- It seems that the first step to defensive planning is to get your assets
out of your own name. Correct?
Yes, unless your assets are exempt, title them to a protective entity.
As long as the entity itself is not a debtor, then a subsequent transfer
by that entity will not be considered fraudulent under the UFTA. Accordingly,
when a creditor threat arises, you can then reinforce the entity or transfer
the asset to a new entity, with less fraudulent transfer concerns because
the UFTA only considers transfers the debtor makes as being fraudulent.
Furthermore, restructuring an entity so that a creditor of the entity's
owner cannot reach the entity's assets for its owner's debts usually
does not involve a transfer, and is therefore not considered to be a fraudulent
transfer in most states. Even if it is, as long as the entity is not a
debtor, then a transfer from the non-debtor entity to another entity is
usually not considered fraudulent under fraudulent transfer law.
- For protection why can't I just title my assets to someone else so
they can't be claimed by my creditors?
Using 'straw men' is always poor planning. First is the fraudulent
conveyance pitfall. Gifting your assets to a friend or relative
after you're sued with the tacit understanding that they'll later return
your assets seldom works. Even if you title your assets to a 'straw'
before you have creditors, how do you know that your 'straw' is safer
from lawsuits than you? Nominee 'straws' have their own marital
problems, creditors and lawsuits. Your straw can easily lose

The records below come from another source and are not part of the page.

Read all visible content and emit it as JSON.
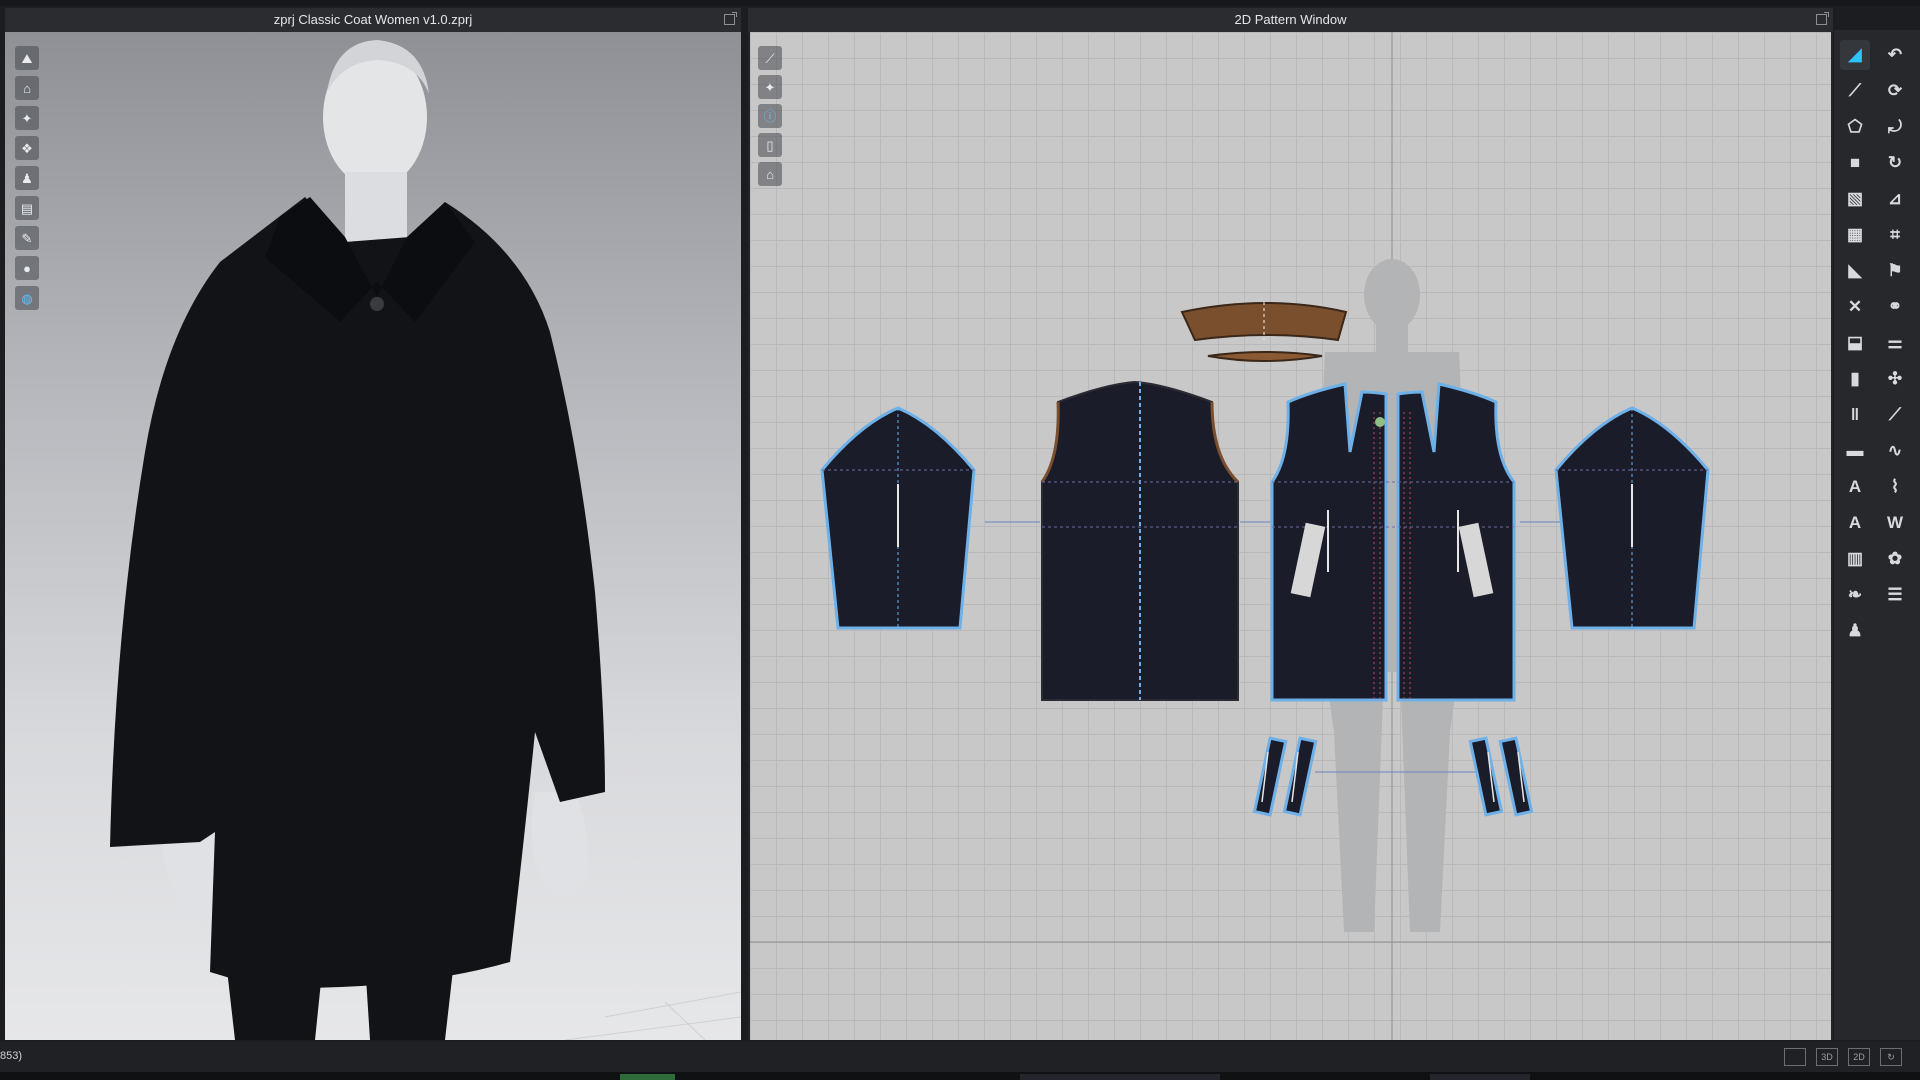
{
  "viewport3d": {
    "title": "zprj Classic Coat Women v1.0.zprj",
    "tools": [
      "avatar-display-icon",
      "garment-display-icon",
      "shirt-icon",
      "shirts-icon",
      "person-icon",
      "fabric-icon",
      "brush-icon",
      "avatar-silhouette-icon",
      "texture-sphere-icon"
    ]
  },
  "pattern2d": {
    "title": "2D Pattern Window",
    "tools": [
      "edit-pattern-icon",
      "shirt-view-icon",
      "info-icon",
      "sheet-icon",
      "lock-shirt-icon"
    ]
  },
  "right_toolbar": {
    "icons": [
      "transform-pattern-icon",
      "edit-curvature-icon",
      "edit-point-icon",
      "rotate-pattern-icon",
      "polygon-icon",
      "trace-icon",
      "rectangle-icon",
      "rotate-copy-icon",
      "internal-polygon-icon",
      "ruler-icon",
      "texture-region-icon",
      "stitch-icon",
      "dart-icon",
      "fold-icon",
      "cut-icon",
      "button-icon",
      "segment-icon",
      "zipper-icon",
      "board-icon",
      "elastic-icon",
      "seamline-icon",
      "topstitch-icon",
      "measure-icon",
      "puckering-icon",
      "annotation-a-icon",
      "wave-icon",
      "text-a-icon",
      "ww-text-icon",
      "grid-icon",
      "grading-icon",
      "fabric-tool-icon",
      "layers-icon",
      "pin-person-icon"
    ]
  },
  "statusbar": {
    "coords": "853)",
    "view_modes": [
      "",
      "3D",
      "2D",
      "↻"
    ]
  },
  "colors": {
    "accent": "#2ec4ff",
    "pattern_fill": "#1b1c2a",
    "outline": "#6eb0e8",
    "collar": "#7a4f2e"
  }
}
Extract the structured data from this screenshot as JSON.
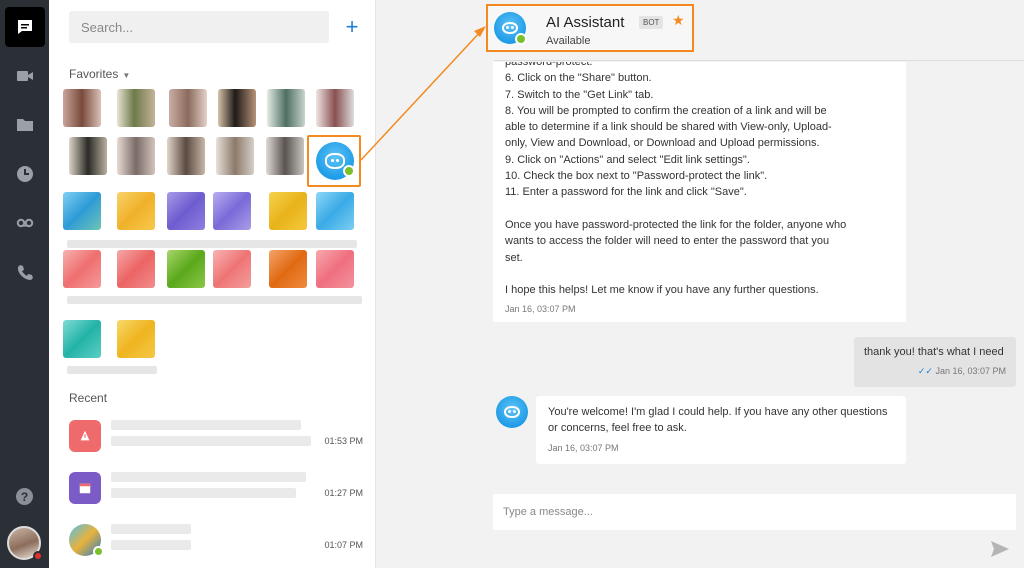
{
  "sidebar": {
    "icons": [
      "chat-icon",
      "video-icon",
      "folder-icon",
      "clock-icon",
      "voicemail-icon",
      "phone-icon"
    ],
    "help_label": "?"
  },
  "contacts": {
    "search_placeholder": "Search...",
    "add_label": "+",
    "favorites_label": "Favorites",
    "recent_label": "Recent",
    "recent_items": [
      {
        "time": "01:53 PM",
        "icon_color": "#ef5b5b"
      },
      {
        "time": "01:27 PM",
        "icon_color": "#7b5cc7"
      },
      {
        "time": "01:07 PM",
        "icon_color": "#1f9ce8"
      }
    ]
  },
  "chat": {
    "header": {
      "name": "AI Assistant",
      "badge": "BOT",
      "status": "Available"
    },
    "messages": [
      {
        "lines": [
          "password-protect.",
          "6. Click on the \"Share\" button.",
          "7. Switch to the \"Get Link\" tab.",
          "8. You will be prompted to confirm the creation of a link and will be",
          "able to determine if a link should be shared with View-only, Upload-",
          "only, View and Download, or Download and Upload permissions.",
          "9. Click on \"Actions\" and select \"Edit link settings\".",
          "10. Check the box next to \"Password-protect the link\".",
          "11. Enter a password for the link and click \"Save\".",
          "",
          "Once you have password-protected the link for the folder, anyone who",
          "wants to access the folder will need to enter the password that you",
          "set.",
          "",
          "I hope this helps! Let me know if you have any further questions."
        ],
        "time": "Jan 16, 03:07 PM"
      },
      {
        "lines": [
          "thank you! that's what I need"
        ],
        "time": "Jan 16, 03:07 PM"
      },
      {
        "lines": [
          "You're welcome! I'm glad I could help. If you have any other questions",
          "or concerns, feel free to ask."
        ],
        "time": "Jan 16, 03:07 PM"
      }
    ],
    "composer_placeholder": "Type a message..."
  },
  "colors": {
    "accent": "#1e7fd6",
    "highlight": "#f28a1f",
    "online": "#7bbf2a",
    "rail": "#2b3036"
  }
}
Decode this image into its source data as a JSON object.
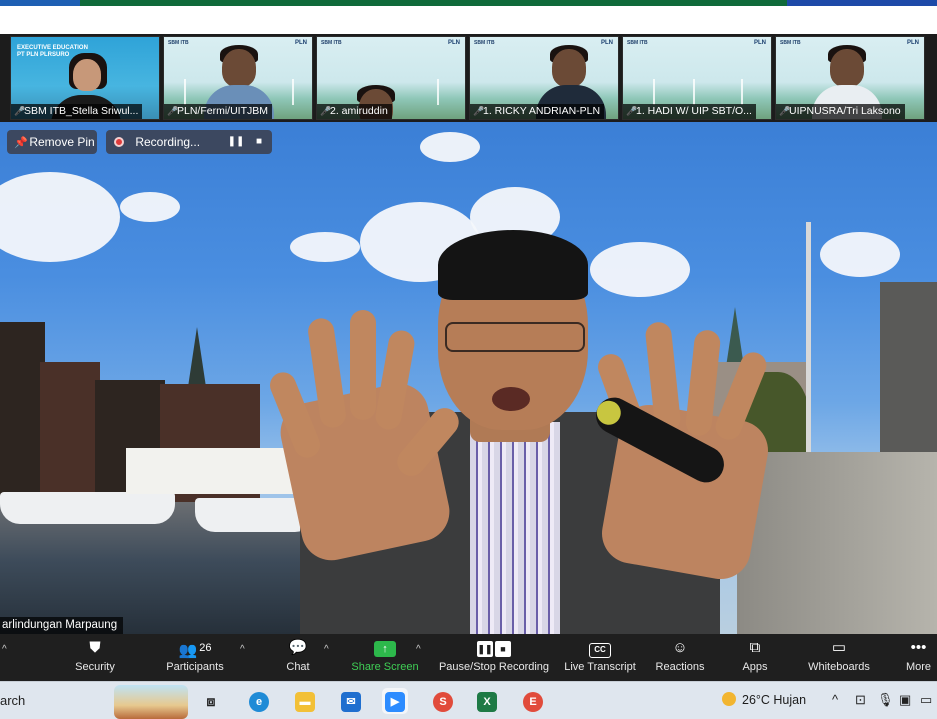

your assets to
their creditors. You also incur a gift tax when you transfer assets to someone
other than your spouse. And your nominee straw incurs a gift tax when
he re-transfers your assets to you. The third problem is that you can't
be certain that your nominee will return your assets. Not every straw
or nominee is trustworthy.
- What about titling marital assets to my spouse who has less liability exposure?
Having a less liability-prone spouse own all the marital assets has fewer
drawbacks. And sometimes it is sensible to title the family assets to
the less vulnerable spouse. But this too raises problems. You may title
your million dollar home or other assets to your spouse for protection
on the belief that your spouse won't get sued, but how do you really
know this? This arrangement also has estate planning disadvantages. When
marital assets are titled to both spouses, the spouses can more advantageously
plan their estates because each can use credit shelter trusts to maximize
their death tax credits. When the assets are titled to only one spouse,
only that spouse can claim his or her estate tax exemption. The remainder
of your spouse's estate will be taxed. This can cost your heirs a
considerable estate tax. Assets titled to only one spouse forces a lopsided
estate plan, and you lose tax planning options.
Nor are assets titled to one spouse necessarily safe from the debtor spouse's
creditors. Even if the liability arose after the debtor's assets were
titled to the 'safe' spouse, a creditor might successfully argue
that the debtor-spouse has an equitable or beneficial interest in at least
part of the property under a constructive or resulting trust theory; namely,
that the spouse holding title is a trustee for the debtor-spouse. This
argument is particularly likely to succeed when the debtor-spouse's
funds purchased the property or paid the mortgage, maintenance or property
upkeep. When the money invested in the asset came from the debtor-spouse,
the property is not truly the property of the other spouse. If a debtor-spouse's
assets are traceable to property, the defendant's spouse's creditors
can claim that property. You don't want to gamble on further litigation
over these sloppy issues. The best plan is free of these possible challenges.
Only in a few cases do we suggest titling all the marital assets to one spouse.
Contact us today for a complimentary preliminary consultation regarding
your Asset Protection options.
The Presser Law Firm P.A.
6199 N. Federal Highway, Boca Raton FL 33487
(800) 999-9992 or e-mail